Exercise instructions - The records below should be written out again, exactly.

┌─ Record extracts

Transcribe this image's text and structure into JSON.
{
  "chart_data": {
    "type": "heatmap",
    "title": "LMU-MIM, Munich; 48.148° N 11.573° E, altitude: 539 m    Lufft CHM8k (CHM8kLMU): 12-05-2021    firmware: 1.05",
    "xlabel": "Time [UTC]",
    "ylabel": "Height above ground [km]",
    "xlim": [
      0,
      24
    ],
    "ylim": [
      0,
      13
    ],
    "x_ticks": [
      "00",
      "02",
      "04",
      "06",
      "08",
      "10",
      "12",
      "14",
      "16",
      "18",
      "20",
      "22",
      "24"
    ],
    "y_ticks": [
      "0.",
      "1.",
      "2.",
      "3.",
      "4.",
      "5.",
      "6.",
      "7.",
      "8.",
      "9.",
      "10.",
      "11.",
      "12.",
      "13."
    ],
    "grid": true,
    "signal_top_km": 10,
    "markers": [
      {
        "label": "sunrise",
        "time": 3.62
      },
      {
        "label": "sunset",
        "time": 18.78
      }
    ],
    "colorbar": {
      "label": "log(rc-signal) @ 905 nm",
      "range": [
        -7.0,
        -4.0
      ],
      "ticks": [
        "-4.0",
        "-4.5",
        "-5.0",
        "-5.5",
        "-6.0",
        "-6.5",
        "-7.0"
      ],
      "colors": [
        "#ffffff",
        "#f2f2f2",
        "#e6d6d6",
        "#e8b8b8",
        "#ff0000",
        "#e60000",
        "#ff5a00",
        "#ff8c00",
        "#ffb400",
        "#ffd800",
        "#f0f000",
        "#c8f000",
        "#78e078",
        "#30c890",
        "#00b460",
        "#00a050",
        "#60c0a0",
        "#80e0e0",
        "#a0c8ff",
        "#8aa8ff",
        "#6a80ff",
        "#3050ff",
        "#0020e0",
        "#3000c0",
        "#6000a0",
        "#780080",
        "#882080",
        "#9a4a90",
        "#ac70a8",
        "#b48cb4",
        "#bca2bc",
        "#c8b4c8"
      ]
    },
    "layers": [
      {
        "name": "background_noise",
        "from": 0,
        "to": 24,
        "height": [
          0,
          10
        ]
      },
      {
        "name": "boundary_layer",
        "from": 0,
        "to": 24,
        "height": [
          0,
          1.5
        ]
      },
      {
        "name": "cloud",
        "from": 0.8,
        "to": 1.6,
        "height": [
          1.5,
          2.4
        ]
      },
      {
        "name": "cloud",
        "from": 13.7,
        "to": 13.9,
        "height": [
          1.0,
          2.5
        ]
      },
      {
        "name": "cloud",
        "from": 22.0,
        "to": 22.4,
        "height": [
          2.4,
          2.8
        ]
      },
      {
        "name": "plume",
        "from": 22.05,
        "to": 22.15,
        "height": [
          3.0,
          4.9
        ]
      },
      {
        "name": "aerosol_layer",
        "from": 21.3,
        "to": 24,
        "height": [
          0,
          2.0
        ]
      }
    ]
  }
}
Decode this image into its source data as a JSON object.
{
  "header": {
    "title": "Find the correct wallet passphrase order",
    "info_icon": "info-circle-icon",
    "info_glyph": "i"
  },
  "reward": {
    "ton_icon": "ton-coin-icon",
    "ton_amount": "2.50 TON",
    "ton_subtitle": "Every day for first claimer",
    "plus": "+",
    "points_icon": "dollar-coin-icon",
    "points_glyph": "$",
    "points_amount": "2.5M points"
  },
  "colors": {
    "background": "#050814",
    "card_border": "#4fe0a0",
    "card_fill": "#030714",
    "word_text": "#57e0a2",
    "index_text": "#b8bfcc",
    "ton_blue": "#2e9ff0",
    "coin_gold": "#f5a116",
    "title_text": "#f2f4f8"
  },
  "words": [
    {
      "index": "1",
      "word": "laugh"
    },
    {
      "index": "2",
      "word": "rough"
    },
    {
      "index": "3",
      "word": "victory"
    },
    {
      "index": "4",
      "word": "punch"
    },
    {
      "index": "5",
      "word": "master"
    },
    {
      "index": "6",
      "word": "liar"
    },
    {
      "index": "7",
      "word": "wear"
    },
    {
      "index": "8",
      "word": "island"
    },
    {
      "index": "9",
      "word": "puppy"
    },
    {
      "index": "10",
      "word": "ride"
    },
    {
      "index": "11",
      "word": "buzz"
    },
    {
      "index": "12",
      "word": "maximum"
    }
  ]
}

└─

Result -
Transcribe this image's text and structure into JSON.
{
  "chart_data": {
    "type": "heatmap",
    "title": "LMU-MIM, Munich; 48.148° N 11.573° E, altitude: 539 m    Lufft CHM8k (CHM8kLMU): 12-05-2021    firmware: 1.05",
    "xlabel": "Time [UTC]",
    "ylabel": "Height above ground [km]",
    "xlim": [
      0,
      24
    ],
    "ylim": [
      0,
      13
    ],
    "x_ticks": [
      "00",
      "02",
      "04",
      "06",
      "08",
      "10",
      "12",
      "14",
      "16",
      "18",
      "20",
      "22",
      "24"
    ],
    "y_ticks": [
      "0.",
      "1.",
      "2.",
      "3.",
      "4.",
      "5.",
      "6.",
      "7.",
      "8.",
      "9.",
      "10.",
      "11.",
      "12.",
      "13."
    ],
    "grid": true,
    "signal_top_km": 10,
    "markers": [
      {
        "label": "sunrise",
        "time": 3.62
      },
      {
        "label": "sunset",
        "time": 18.78
      }
    ],
    "colorbar": {
      "label": "log(rc-signal) @ 905 nm",
      "range": [
        -7.0,
        -4.0
      ],
      "ticks": [
        "-4.0",
        "-4.5",
        "-5.0",
        "-5.5",
        "-6.0",
        "-6.5",
        "-7.0"
      ],
      "colors": [
        "#ffffff",
        "#f2f2f2",
        "#e6d6d6",
        "#e8b8b8",
        "#ff0000",
        "#e60000",
        "#ff5a00",
        "#ff8c00",
        "#ffb400",
        "#ffd800",
        "#f0f000",
        "#c8f000",
        "#78e078",
        "#30c890",
        "#00b460",
        "#00a050",
        "#60c0a0",
        "#80e0e0",
        "#a0c8ff",
        "#8aa8ff",
        "#6a80ff",
        "#3050ff",
        "#0020e0",
        "#3000c0",
        "#6000a0",
        "#780080",
        "#882080",
        "#9a4a90",
        "#ac70a8",
        "#b48cb4",
        "#bca2bc",
        "#c8b4c8"
      ]
    },
    "layers": [
      {
        "name": "background_noise",
        "from": 0,
        "to": 24,
        "height": [
          0,
          10
        ]
      },
      {
        "name": "boundary_layer",
        "from": 0,
        "to": 24,
        "height": [
          0,
          1.5
        ]
      },
      {
        "name": "cloud",
        "from": 0.8,
        "to": 1.6,
        "height": [
          1.5,
          2.4
        ]
      },
      {
        "name": "cloud",
        "from": 13.7,
        "to": 13.9,
        "height": [
          1.0,
          2.5
        ]
      },
      {
        "name": "cloud",
        "from": 22.0,
        "to": 22.4,
        "height": [
          2.4,
          2.8
        ]
      },
      {
        "name": "plume",
        "from": 22.05,
        "to": 22.15,
        "height": [
          3.0,
          4.9
        ]
      },
      {
        "name": "aerosol_layer",
        "from": 21.3,
        "to": 24,
        "height": [
          0,
          2.0
        ]
      }
    ]
  }
}
Decode this image into its source data as a JSON object.
{
  "header": {
    "title": "Find the correct wallet passphrase order",
    "info_icon": "info-circle-icon",
    "info_glyph": "i"
  },
  "reward": {
    "ton_icon": "ton-coin-icon",
    "ton_amount": "2.50 TON",
    "ton_subtitle": "Every day for first claimer",
    "plus": "+",
    "points_icon": "dollar-coin-icon",
    "points_glyph": "$",
    "points_amount": "2.5M points"
  },
  "colors": {
    "background": "#050814",
    "card_border": "#4fe0a0",
    "card_fill": "#030714",
    "word_text": "#57e0a2",
    "index_text": "#b8bfcc",
    "ton_blue": "#2e9ff0",
    "coin_gold": "#f5a116",
    "title_text": "#f2f4f8"
  },
  "words": [
    {
      "index": "1",
      "word": "laugh"
    },
    {
      "index": "2",
      "word": "rough"
    },
    {
      "index": "3",
      "word": "victory"
    },
    {
      "index": "4",
      "word": "punch"
    },
    {
      "index": "5",
      "word": "master"
    },
    {
      "index": "6",
      "word": "liar"
    },
    {
      "index": "7",
      "word": "wear"
    },
    {
      "index": "8",
      "word": "island"
    },
    {
      "index": "9",
      "word": "puppy"
    },
    {
      "index": "10",
      "word": "ride"
    },
    {
      "index": "11",
      "word": "buzz"
    },
    {
      "index": "12",
      "word": "maximum"
    }
  ]
}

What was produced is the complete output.